Friday, 1 March 2019

Late February Weekend in Haworth, Brontë Country

Last Sunday the weather here in Yorkshire was incredibly nice for this time of the year. I wouldn't be surprised if it was the warmest and sunniest February day on record. I must admit it was a bit shocking, and I wasn't sure what to make of it, but the truth is that it was a stunningly beautiful late winter/early spring day. And I was so grateful to be able to pay my first visit of the year to Haworth, the place where I need to go to as often as I can; the place where my heart tells me to go to; the place where my soul finds respite and my mind inspiration for everything I do/want to do in my life; this is where my home will be in a not so distant future, I hope.
There was a lot I wanted to fit in a still short winter day: a walk on the moor; a visit to Brontë Parsonage where a new exhibition opened at the beginning of the month; a look around the Main Street shops, and a hearty meal and relaxing moment in one of the village's cosy haunts before I headed back to Leeds. And of course, a bit of photography, too.
I came to Haworth very light with only my iPhone for a camera. It felt so good and liberating to walk around without the heavy weight of my DSLR. I kept my backpack as light as possible as well. 
Here are the photos I've chosen to share as my favourites of the day.

Delightful crocuses in the churchyard were a must to include in a photo.

It was a snowdrop time and the snowdrops made the churchyard look ethereally pretty. 

Church Lane bathed in the mellow February sunlight.

Detail from Mr Patrick Brontë's room at the Parsonage. This year marks 200 years of Patrick's appointment as a perpetual curate of Haworth, and to celebrate this there is an exhibition at the Parsonage under the name "In Sickness and in Health".

The kitchen, which was the heart of home life at the Brontë Parsonage.

Branwell's room, an ingenious and moving installation created for Branwell's bicentenary two years ago.

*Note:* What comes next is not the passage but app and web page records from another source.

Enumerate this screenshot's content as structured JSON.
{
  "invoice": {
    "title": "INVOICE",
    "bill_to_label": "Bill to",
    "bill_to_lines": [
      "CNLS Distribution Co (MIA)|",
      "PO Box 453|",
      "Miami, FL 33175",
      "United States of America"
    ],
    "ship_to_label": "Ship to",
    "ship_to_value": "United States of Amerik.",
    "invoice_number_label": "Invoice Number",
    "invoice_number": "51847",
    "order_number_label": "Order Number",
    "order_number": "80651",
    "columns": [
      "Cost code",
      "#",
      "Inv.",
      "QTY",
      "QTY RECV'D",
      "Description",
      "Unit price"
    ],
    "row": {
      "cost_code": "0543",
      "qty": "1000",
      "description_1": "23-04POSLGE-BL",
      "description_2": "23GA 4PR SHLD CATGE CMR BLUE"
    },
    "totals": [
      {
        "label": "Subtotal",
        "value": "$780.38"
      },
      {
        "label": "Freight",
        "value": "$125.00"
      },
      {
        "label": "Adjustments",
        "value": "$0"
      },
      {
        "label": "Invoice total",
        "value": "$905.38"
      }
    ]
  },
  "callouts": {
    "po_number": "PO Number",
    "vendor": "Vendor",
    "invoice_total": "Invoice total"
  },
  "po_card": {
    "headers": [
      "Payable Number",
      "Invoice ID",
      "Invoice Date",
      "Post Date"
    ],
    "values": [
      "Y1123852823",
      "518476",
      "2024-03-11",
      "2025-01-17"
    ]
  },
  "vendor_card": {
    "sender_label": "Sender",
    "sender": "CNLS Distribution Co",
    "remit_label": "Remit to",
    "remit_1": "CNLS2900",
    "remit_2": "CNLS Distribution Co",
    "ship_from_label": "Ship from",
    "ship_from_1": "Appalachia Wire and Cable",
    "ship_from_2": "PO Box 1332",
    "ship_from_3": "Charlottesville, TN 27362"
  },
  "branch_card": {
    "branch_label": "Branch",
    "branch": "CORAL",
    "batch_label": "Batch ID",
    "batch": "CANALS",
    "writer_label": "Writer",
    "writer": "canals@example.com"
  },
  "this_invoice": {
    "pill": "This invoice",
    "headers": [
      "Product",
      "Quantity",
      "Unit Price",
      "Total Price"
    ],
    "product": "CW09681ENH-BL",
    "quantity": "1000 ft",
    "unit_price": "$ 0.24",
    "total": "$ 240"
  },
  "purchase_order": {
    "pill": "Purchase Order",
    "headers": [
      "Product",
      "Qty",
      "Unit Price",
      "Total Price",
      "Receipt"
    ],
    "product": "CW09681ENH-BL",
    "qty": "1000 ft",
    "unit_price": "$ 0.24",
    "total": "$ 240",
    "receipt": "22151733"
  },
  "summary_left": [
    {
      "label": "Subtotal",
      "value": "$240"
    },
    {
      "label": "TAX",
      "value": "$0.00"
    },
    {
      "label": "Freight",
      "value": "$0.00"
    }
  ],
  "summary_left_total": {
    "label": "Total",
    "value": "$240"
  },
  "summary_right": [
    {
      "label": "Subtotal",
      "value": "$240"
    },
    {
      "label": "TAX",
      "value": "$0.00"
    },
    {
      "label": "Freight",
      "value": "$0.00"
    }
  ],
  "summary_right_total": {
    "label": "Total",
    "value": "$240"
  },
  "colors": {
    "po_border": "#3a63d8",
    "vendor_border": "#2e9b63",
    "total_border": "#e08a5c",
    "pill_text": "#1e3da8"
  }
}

I was pleased to see it still in place for a third year running.
Path to Oxenhope taken from the junction of two paths the other path leading to the right on to Penistone Hill, part of Haworth Moor.

View of Haworth from Penistione Hill

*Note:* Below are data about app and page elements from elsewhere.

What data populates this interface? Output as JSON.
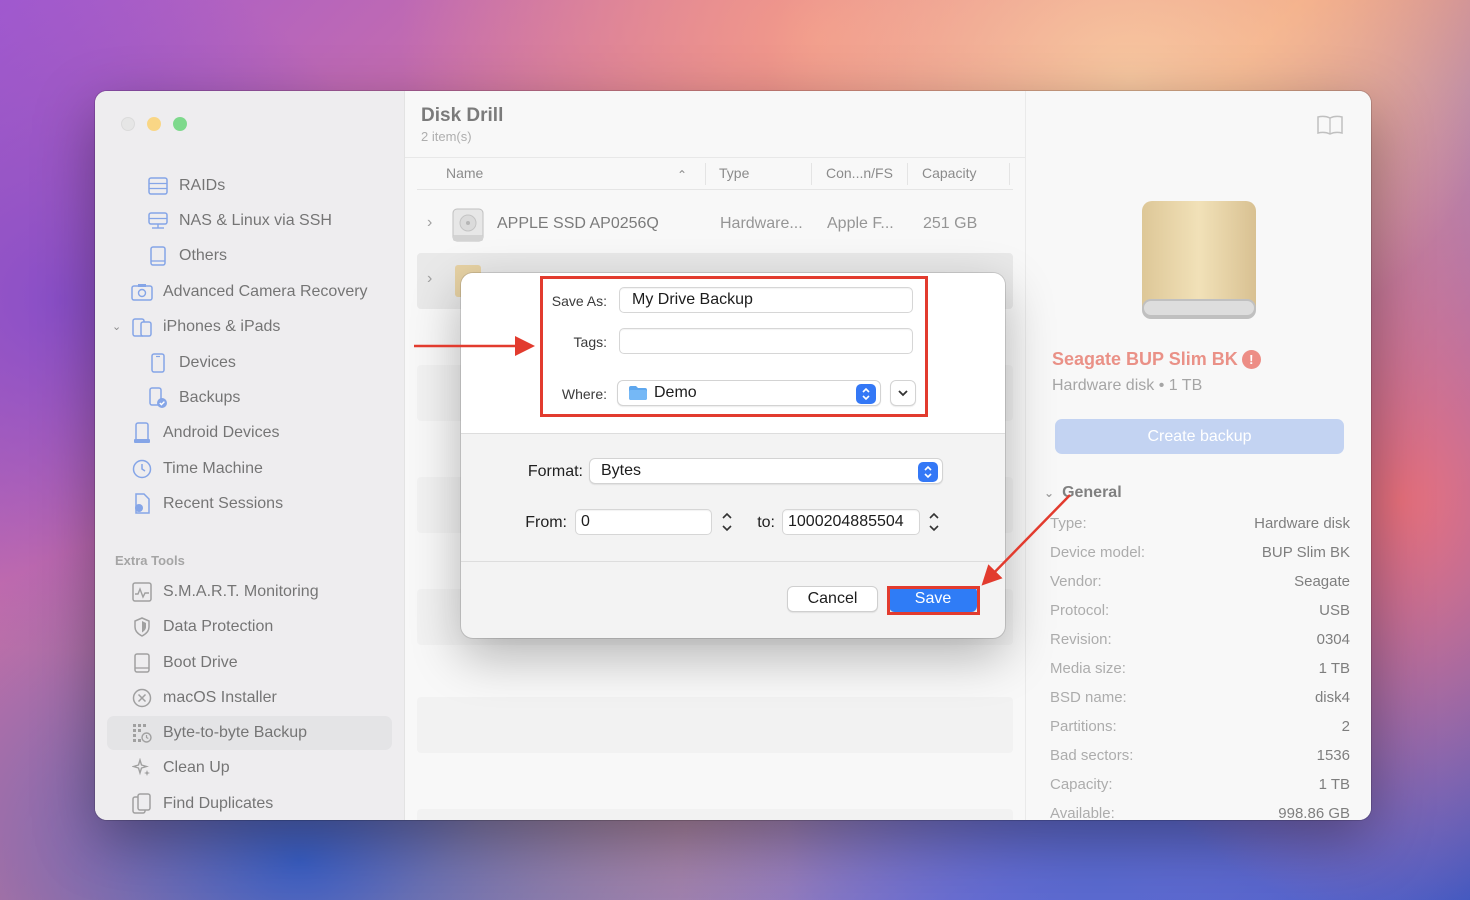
{
  "app": {
    "title": "Disk Drill",
    "subtitle": "2 item(s)"
  },
  "sidebar": {
    "items": [
      {
        "label": "RAIDs",
        "icon": "raid-icon"
      },
      {
        "label": "NAS & Linux via SSH",
        "icon": "nas-icon"
      },
      {
        "label": "Others",
        "icon": "tablet-icon"
      },
      {
        "label": "Advanced Camera Recovery",
        "icon": "camera-icon"
      },
      {
        "label": "iPhones & iPads",
        "icon": "phone-icon"
      },
      {
        "label": "Devices",
        "icon": "device-icon"
      },
      {
        "label": "Backups",
        "icon": "backup-icon"
      },
      {
        "label": "Android Devices",
        "icon": "android-icon"
      },
      {
        "label": "Time Machine",
        "icon": "time-machine-icon"
      },
      {
        "label": "Recent Sessions",
        "icon": "recent-sessions-icon"
      }
    ],
    "extra_tools_heading": "Extra Tools",
    "tools": [
      {
        "label": "S.M.A.R.T. Monitoring",
        "icon": "smart-icon"
      },
      {
        "label": "Data Protection",
        "icon": "shield-icon"
      },
      {
        "label": "Boot Drive",
        "icon": "boot-drive-icon"
      },
      {
        "label": "macOS Installer",
        "icon": "installer-icon"
      },
      {
        "label": "Byte-to-byte Backup",
        "icon": "byte-backup-icon"
      },
      {
        "label": "Clean Up",
        "icon": "sparkle-icon"
      },
      {
        "label": "Find Duplicates",
        "icon": "duplicates-icon"
      }
    ]
  },
  "table": {
    "columns": [
      "Name",
      "Type",
      "Con...n/FS",
      "Capacity"
    ],
    "rows": [
      {
        "name": "APPLE SSD AP0256Q",
        "type": "Hardware...",
        "fs": "Apple F...",
        "capacity": "251 GB"
      }
    ]
  },
  "details": {
    "device_name": "Seagate BUP Slim BK",
    "device_sub": "Hardware disk • 1 TB",
    "create_backup": "Create backup",
    "general_heading": "General",
    "props": [
      {
        "k": "Type:",
        "v": "Hardware disk"
      },
      {
        "k": "Device model:",
        "v": "BUP Slim BK"
      },
      {
        "k": "Vendor:",
        "v": "Seagate"
      },
      {
        "k": "Protocol:",
        "v": "USB"
      },
      {
        "k": "Revision:",
        "v": "0304"
      },
      {
        "k": "Media size:",
        "v": "1 TB"
      },
      {
        "k": "BSD name:",
        "v": "disk4"
      },
      {
        "k": "Partitions:",
        "v": "2"
      },
      {
        "k": "Bad sectors:",
        "v": "1536"
      },
      {
        "k": "Capacity:",
        "v": "1 TB"
      },
      {
        "k": "Available:",
        "v": "998.86 GB"
      }
    ]
  },
  "dialog": {
    "save_as_label": "Save As:",
    "save_as_value": "My Drive Backup",
    "tags_label": "Tags:",
    "tags_value": "",
    "where_label": "Where:",
    "where_value": "Demo",
    "format_label": "Format:",
    "format_value": "Bytes",
    "from_label": "From:",
    "from_value": "0",
    "to_label": "to:",
    "to_value": "1000204885504",
    "cancel_label": "Cancel",
    "save_label": "Save"
  },
  "colors": {
    "accent": "#2f7cf6",
    "annotation": "#e23b2e",
    "device_name": "#dd4e3e"
  }
}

Looking towards Worth Valley from Penstione Hill

Penistione Hill landscape

Literary Sculpture on Penistione Hill

Penistione Hill moorland

Camping on Penistone Hill

I have now installed a third photo editing app on my iPhone - PhotoToaster (the first two being Snapseed and Mextures) and have used it as the main app to process these images. It's a very good app and I think I'll use it a lot, especially its lighting and colour fixing brush.
I am hoping to get to a stage where I process the pics taken on iPhone on iPhone only, but at the moment I find that app presets, while interesting and appealing on one side, can make the image look rather flat; can cause dull highlights, loss of brilliance, or they can produce blown out highlights or too contrasty shadows. For that reason I gave each of the pics a quick fix in Lightroom after I finished editing them on my iPhone. I think the secret is to use app presets sparingly and in moderation. I intend to make a note of what works best in each app for me personally and stick to those choices.


  1. I am making a good habit of visiting your blog Vesna. I love your trips and reading about them. Your photography skill is amazing and Your still life is beautiful. I cannot believe how quickly you have adapted to using your new iPhone for photography. You have maintained such beautiful soul and atmosphere in your images which love to view. Must be fab travelling so light whilst out and about.

    1. Thank you so much, Wendy! Yes, I really am enjoying iPhone photography at the moment. However, I don't want to neglect too much my DSLR and will be using it again soon, especially for zooming in on subjects that are further away from my camera.